(Collected data)
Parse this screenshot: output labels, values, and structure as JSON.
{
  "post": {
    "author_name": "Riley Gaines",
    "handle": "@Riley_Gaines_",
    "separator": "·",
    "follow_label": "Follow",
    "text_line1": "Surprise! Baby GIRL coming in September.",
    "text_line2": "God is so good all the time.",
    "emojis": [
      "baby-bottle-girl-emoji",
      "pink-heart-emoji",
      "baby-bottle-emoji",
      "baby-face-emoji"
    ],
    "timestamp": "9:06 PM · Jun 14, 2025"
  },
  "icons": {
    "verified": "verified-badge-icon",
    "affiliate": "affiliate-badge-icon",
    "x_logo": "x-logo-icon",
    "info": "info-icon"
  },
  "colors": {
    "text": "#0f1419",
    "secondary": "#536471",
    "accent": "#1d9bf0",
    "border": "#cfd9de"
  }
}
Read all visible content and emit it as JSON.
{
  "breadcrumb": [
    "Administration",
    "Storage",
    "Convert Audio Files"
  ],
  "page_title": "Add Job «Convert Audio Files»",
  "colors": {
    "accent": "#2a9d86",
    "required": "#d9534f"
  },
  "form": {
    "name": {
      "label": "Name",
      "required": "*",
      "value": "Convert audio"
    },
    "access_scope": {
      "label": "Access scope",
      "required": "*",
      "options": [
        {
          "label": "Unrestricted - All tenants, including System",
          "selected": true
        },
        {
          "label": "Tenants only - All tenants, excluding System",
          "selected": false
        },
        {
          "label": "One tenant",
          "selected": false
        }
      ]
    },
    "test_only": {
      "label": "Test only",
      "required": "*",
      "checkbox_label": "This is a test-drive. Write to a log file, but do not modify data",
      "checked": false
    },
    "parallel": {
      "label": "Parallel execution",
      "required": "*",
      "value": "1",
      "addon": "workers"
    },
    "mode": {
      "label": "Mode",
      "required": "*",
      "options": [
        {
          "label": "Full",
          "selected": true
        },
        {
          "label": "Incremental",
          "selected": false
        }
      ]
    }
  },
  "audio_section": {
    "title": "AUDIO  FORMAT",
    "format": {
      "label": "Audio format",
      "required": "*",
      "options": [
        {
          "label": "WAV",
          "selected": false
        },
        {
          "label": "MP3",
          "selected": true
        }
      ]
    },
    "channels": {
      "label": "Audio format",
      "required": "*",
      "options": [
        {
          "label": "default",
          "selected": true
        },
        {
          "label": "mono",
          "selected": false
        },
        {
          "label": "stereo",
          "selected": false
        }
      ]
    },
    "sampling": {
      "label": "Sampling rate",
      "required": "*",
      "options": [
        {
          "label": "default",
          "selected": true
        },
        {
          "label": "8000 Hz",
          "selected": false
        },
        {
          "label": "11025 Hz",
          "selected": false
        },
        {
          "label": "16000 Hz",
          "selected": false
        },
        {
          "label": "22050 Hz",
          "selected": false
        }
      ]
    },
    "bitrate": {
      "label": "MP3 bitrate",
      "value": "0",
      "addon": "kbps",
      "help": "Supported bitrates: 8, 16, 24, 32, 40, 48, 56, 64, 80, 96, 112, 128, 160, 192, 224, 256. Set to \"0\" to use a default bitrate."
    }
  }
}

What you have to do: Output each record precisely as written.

Response area:
Parse this screenshot: output labels, values, and structure as JSON.
{
  "post": {
    "author_name": "Riley Gaines",
    "handle": "@Riley_Gaines_",
    "separator": "·",
    "follow_label": "Follow",
    "text_line1": "Surprise! Baby GIRL coming in September.",
    "text_line2": "God is so good all the time.",
    "emojis": [
      "baby-bottle-girl-emoji",
      "pink-heart-emoji",
      "baby-bottle-emoji",
      "baby-face-emoji"
    ],
    "timestamp": "9:06 PM · Jun 14, 2025"
  },
  "icons": {
    "verified": "verified-badge-icon",
    "affiliate": "affiliate-badge-icon",
    "x_logo": "x-logo-icon",
    "info": "info-icon"
  },
  "colors": {
    "text": "#0f1419",
    "secondary": "#536471",
    "accent": "#1d9bf0",
    "border": "#cfd9de"
  }
}
Read all visible content and emit it as JSON.
{
  "breadcrumb": [
    "Administration",
    "Storage",
    "Convert Audio Files"
  ],
  "page_title": "Add Job «Convert Audio Files»",
  "colors": {
    "accent": "#2a9d86",
    "required": "#d9534f"
  },
  "form": {
    "name": {
      "label": "Name",
      "required": "*",
      "value": "Convert audio"
    },
    "access_scope": {
      "label": "Access scope",
      "required": "*",
      "options": [
        {
          "label": "Unrestricted - All tenants, including System",
          "selected": true
        },
        {
          "label": "Tenants only - All tenants, excluding System",
          "selected": false
        },
        {
          "label": "One tenant",
          "selected": false
        }
      ]
    },
    "test_only": {
      "label": "Test only",
      "required": "*",
      "checkbox_label": "This is a test-drive. Write to a log file, but do not modify data",
      "checked": false
    },
    "parallel": {
      "label": "Parallel execution",
      "required": "*",
      "value": "1",
      "addon": "workers"
    },
    "mode": {
      "label": "Mode",
      "required": "*",
      "options": [
        {
          "label": "Full",
          "selected": true
        },
        {
          "label": "Incremental",
          "selected": false
        }
      ]
    }
  },
  "audio_section": {
    "title": "AUDIO  FORMAT",
    "format": {
      "label": "Audio format",
      "required": "*",
      "options": [
        {
          "label": "WAV",
          "selected": false
        },
        {
          "label": "MP3",
          "selected": true
        }
      ]
    },
    "channels": {
      "label": "Audio format",
      "required": "*",
      "options": [
        {
          "label": "default",
          "selected": true
        },
        {
          "label": "mono",
          "selected": false
        },
        {
          "label": "stereo",
          "selected": false
        }
      ]
    },
    "sampling": {
      "label": "Sampling rate",
      "required": "*",
      "options": [
        {
          "label": "default",
          "selected": true
        },
        {
          "label": "8000 Hz",
          "selected": false
        },
        {
          "label": "11025 Hz",
          "selected": false
        },
        {
          "label": "16000 Hz",
          "selected": false
        },
        {
          "label": "22050 Hz",
          "selected": false
        }
      ]
    },
    "bitrate": {
      "label": "MP3 bitrate",
      "value": "0",
      "addon": "kbps",
      "help": "Supported bitrates: 8, 16, 24, 32, 40, 48, 56, 64, 80, 96, 112, 128, 160, 192, 224, 256. Set to \"0\" to use a default bitrate."
    }
  }
}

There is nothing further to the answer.